Entries provided below:
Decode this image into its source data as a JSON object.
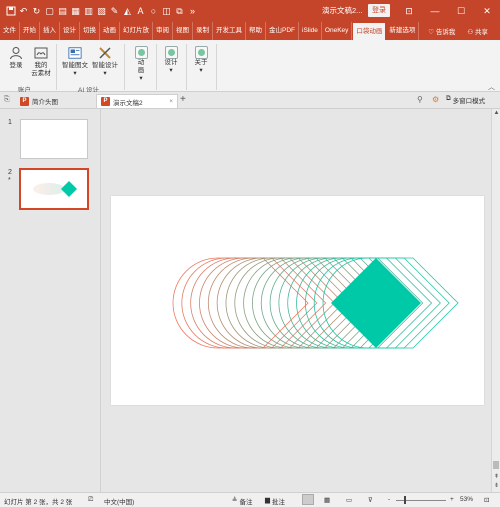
{
  "titlebar": {
    "quick_access": [
      "save-icon",
      "undo-icon",
      "redo-icon",
      "new-icon",
      "open-icon",
      "print-icon",
      "table-icon",
      "layout-icon",
      "pen-icon",
      "fill-icon",
      "font-color-icon",
      "shape-icon",
      "picture-icon",
      "arrange-icon",
      "more-icon"
    ],
    "doc_title": "演示文稿2...",
    "login_label": "登录",
    "window_controls": [
      "ribbon-display-icon",
      "minimize-icon",
      "maximize-icon",
      "close-icon"
    ]
  },
  "ribbon_tabs": {
    "items": [
      "文件",
      "开始",
      "插入",
      "设计",
      "切换",
      "动画",
      "幻灯片放",
      "审阅",
      "视图",
      "录制",
      "开发工具",
      "帮助",
      "金山PDF",
      "iSlide",
      "OneKey",
      "口袋动画",
      "新建选项"
    ],
    "active_index": 15,
    "tell_me": "告诉我",
    "share": "共享"
  },
  "ribbon": {
    "login": "登录",
    "my_material_line1": "我的",
    "my_material_line2": "云素材",
    "account_group": "账户",
    "smart_text_line1": "智能图文",
    "smart_design_line1": "智能设计",
    "ai_group": "AI 设计",
    "animation_line1": "动",
    "animation_line2": "画",
    "design_label": "设计",
    "about_label": "关于"
  },
  "doc_tabs": {
    "tab1": "简介头图",
    "tab2": "演示文稿2",
    "add": "+",
    "multi_window": "多窗口模式"
  },
  "thumbnails": {
    "slide1_number": "1",
    "slide2_number": "2",
    "slide2_star": "*"
  },
  "status": {
    "slide_info": "幻灯片 第 2 张，共 2 张",
    "language": "中文(中国)",
    "notes": "备注",
    "comments": "批注",
    "zoom_minus": "-",
    "zoom_plus": "+",
    "zoom": "53%"
  },
  "colors": {
    "accent": "#c5452a",
    "diamond": "#00c9a7",
    "gradient_start": "#f07a63",
    "gradient_end": "#1cc9a8"
  },
  "slide_graphic": {
    "copies": 18
  }
}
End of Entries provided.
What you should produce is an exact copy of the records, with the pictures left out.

Decode this image into its source data as a JSON object.
{
  "titlebar": {
    "quick_access": [
      "save-icon",
      "undo-icon",
      "redo-icon",
      "new-icon",
      "open-icon",
      "print-icon",
      "table-icon",
      "layout-icon",
      "pen-icon",
      "fill-icon",
      "font-color-icon",
      "shape-icon",
      "picture-icon",
      "arrange-icon",
      "more-icon"
    ],
    "doc_title": "演示文稿2...",
    "login_label": "登录",
    "window_controls": [
      "ribbon-display-icon",
      "minimize-icon",
      "maximize-icon",
      "close-icon"
    ]
  },
  "ribbon_tabs": {
    "items": [
      "文件",
      "开始",
      "插入",
      "设计",
      "切换",
      "动画",
      "幻灯片放",
      "审阅",
      "视图",
      "录制",
      "开发工具",
      "帮助",
      "金山PDF",
      "iSlide",
      "OneKey",
      "口袋动画",
      "新建选项"
    ],
    "active_index": 15,
    "tell_me": "告诉我",
    "share": "共享"
  },
  "ribbon": {
    "login": "登录",
    "my_material_line1": "我的",
    "my_material_line2": "云素材",
    "account_group": "账户",
    "smart_text_line1": "智能图文",
    "smart_design_line1": "智能设计",
    "ai_group": "AI 设计",
    "animation_line1": "动",
    "animation_line2": "画",
    "design_label": "设计",
    "about_label": "关于"
  },
  "doc_tabs": {
    "tab1": "简介头图",
    "tab2": "演示文稿2",
    "add": "+",
    "multi_window": "多窗口模式"
  },
  "thumbnails": {
    "slide1_number": "1",
    "slide2_number": "2",
    "slide2_star": "*"
  },
  "status": {
    "slide_info": "幻灯片 第 2 张，共 2 张",
    "language": "中文(中国)",
    "notes": "备注",
    "comments": "批注",
    "zoom_minus": "-",
    "zoom_plus": "+",
    "zoom": "53%"
  },
  "colors": {
    "accent": "#c5452a",
    "diamond": "#00c9a7",
    "gradient_start": "#f07a63",
    "gradient_end": "#1cc9a8"
  },
  "slide_graphic": {
    "copies": 18
  }
}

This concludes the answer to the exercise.